McDonald’s. Just the name will make most of us salivate and chime “bah ta bah bah bah”. For years now there has been some level of debate over the amount of influence that McDonald’s has over the American diet, especially the younger generations that have never lived in a time pre-big mac. In her article, “Marketing to Children: Accepting Responsibility”, Gael O’Brien fiercely defends her stance on why marketing campaigns should not be allowed to target children and uses McDonald’s as a case study.
Their marketing strategy is effective. If it were not, their success would not be as grand. Along with that comes some level of corporate social responsibility. The question now is, are they doing the right thing by advertising to children? The contributors to this article along with the author say no, “there is no ethical, moral, social, or spiritual justification for targeting children in advertising and marketing”. I agree whole-heartedly with that statement.
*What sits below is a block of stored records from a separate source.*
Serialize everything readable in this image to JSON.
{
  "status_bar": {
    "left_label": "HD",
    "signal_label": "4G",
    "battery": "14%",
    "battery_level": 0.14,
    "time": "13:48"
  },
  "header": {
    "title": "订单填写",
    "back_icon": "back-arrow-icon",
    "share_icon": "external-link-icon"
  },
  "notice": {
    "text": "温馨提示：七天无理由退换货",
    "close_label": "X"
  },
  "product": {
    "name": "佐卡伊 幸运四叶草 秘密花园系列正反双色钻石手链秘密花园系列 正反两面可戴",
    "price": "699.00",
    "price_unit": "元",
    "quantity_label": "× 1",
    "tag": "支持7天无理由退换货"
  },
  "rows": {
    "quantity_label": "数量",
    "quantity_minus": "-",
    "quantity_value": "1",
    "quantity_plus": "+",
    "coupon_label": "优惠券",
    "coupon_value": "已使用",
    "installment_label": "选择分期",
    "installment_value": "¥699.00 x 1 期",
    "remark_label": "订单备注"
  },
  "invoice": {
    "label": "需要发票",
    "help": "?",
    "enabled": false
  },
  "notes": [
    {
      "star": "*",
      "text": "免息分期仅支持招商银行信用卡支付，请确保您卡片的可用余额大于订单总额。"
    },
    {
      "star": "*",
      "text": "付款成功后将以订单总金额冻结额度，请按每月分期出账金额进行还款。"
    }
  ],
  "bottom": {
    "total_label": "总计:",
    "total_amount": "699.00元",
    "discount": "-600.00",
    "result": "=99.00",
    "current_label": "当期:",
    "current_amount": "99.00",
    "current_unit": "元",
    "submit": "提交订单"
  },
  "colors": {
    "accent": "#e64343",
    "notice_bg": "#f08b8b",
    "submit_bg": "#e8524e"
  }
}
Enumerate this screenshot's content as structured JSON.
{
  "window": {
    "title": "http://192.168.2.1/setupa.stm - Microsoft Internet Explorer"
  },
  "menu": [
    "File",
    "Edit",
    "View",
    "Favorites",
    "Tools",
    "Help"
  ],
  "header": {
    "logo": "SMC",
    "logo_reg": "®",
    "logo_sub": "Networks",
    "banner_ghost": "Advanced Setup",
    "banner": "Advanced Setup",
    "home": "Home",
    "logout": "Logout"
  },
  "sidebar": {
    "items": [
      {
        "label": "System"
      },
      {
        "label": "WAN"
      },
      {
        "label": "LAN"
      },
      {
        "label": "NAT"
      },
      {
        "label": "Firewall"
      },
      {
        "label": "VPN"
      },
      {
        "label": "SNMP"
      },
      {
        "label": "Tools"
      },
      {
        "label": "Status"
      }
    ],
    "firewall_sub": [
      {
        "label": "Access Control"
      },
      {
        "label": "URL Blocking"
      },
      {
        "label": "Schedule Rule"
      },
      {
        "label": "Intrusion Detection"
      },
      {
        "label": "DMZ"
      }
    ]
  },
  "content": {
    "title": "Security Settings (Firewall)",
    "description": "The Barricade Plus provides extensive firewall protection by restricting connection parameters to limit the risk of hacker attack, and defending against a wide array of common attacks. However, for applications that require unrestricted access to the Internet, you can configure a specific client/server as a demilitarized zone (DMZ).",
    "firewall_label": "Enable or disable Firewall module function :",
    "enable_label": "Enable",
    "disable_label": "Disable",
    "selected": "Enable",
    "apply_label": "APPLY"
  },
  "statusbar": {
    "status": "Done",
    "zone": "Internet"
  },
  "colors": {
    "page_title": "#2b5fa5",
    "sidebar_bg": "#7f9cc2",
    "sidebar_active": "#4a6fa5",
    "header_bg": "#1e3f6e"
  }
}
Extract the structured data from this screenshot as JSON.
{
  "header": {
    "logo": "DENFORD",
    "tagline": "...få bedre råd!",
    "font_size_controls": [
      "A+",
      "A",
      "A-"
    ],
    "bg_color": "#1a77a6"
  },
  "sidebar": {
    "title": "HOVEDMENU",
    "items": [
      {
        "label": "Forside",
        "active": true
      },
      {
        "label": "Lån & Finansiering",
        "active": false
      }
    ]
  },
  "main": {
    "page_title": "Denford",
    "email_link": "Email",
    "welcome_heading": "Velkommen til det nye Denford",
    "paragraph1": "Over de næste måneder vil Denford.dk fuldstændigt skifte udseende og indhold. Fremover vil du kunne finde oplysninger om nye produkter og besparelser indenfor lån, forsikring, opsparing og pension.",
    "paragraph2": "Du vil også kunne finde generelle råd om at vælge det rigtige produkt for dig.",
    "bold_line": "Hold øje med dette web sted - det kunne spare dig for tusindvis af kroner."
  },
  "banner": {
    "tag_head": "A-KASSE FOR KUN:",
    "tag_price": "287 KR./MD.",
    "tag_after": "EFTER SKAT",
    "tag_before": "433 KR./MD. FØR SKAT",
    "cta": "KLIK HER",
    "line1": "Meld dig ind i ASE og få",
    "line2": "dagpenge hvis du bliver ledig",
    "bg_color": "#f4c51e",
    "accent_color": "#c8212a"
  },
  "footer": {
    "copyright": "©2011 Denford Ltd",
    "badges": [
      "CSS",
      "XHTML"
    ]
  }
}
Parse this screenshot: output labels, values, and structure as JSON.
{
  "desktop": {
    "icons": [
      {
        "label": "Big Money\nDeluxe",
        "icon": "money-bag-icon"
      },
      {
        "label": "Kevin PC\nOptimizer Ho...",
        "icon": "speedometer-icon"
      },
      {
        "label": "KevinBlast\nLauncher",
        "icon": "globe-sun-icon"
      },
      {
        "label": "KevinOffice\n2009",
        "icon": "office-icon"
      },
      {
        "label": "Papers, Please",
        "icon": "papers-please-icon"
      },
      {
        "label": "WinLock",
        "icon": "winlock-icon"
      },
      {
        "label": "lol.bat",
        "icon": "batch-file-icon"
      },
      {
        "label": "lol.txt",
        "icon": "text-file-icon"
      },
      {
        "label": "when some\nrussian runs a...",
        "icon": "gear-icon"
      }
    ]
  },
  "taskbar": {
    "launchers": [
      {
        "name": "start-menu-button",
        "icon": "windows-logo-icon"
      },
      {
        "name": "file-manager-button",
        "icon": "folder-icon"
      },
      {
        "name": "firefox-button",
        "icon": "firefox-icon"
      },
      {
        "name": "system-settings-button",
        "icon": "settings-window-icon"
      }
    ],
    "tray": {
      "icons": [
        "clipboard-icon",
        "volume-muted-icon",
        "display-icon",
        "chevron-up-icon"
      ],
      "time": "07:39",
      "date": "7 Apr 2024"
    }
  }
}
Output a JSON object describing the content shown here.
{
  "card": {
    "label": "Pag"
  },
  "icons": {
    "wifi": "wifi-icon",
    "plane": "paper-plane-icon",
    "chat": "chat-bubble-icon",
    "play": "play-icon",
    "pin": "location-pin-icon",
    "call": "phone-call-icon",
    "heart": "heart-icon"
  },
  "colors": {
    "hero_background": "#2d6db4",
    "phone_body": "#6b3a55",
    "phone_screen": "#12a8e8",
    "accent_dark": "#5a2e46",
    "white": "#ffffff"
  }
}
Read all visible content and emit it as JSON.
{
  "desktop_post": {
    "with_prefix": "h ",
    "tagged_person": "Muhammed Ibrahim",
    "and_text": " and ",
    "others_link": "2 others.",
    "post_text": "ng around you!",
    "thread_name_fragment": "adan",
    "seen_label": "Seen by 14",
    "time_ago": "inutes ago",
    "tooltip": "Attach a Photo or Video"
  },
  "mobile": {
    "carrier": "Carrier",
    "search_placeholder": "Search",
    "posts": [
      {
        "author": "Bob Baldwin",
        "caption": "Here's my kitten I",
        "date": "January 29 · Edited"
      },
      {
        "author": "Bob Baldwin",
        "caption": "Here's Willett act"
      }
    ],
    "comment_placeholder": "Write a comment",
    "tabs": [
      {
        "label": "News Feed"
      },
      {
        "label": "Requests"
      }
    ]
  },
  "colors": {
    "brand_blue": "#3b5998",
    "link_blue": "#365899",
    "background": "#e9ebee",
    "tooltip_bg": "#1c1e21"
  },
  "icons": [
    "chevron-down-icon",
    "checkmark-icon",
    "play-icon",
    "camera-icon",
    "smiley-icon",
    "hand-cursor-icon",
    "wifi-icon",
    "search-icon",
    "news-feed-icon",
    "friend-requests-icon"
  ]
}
McDonald’s counters that by saying that it is the responsibility of the parent to choose what their child eats and they have the legal freedom to advertise their products as they see fit. Again, this is also true. Parents have to be aware of what they allow to come into their homes as far as television, radio, and internet are concerned. This cannot be underscored enough, however big corporations should ethically be concerned about its products impact on the consumers, in this case the childhood obesity epidemic. And if they do truly place all of the liability upon the parent for what is purchased and ultimately consumed, why then do they bother advertising to children at all if it is not their responsibility? Why not advertise solely to the parent audience? They see a weakness and are preying on that child’s limited discernment abilities and a parent’s desire to satisfy their child.
Children are just not mentally equipped to make smart decisions about their health and nutrition. These are habits they learn as they develop. The media uses their naivety; as Susan Linn, co-founder of Campaign for a Commercial-free Childhood, states “they don’t understand persuasive intent until they are eight years old; and the brain’s capacity for judgment isn’t developed until their 20s which makes them very vulnerable as marketing targets”. With that in mind, there is no true justification for targeting campaigns at children – or any limited capacity group for that matter.
O’Brien opens by stating that “for all the significant achievements companies are making as corporate citizens, the issue of their real impact on society … raises the question of whether we are adequately defining what is expected by being socially responsible”. I would like to propose another question, “are we adequately defining what is socially acceptable?”. Some things do not have to be taken lying down.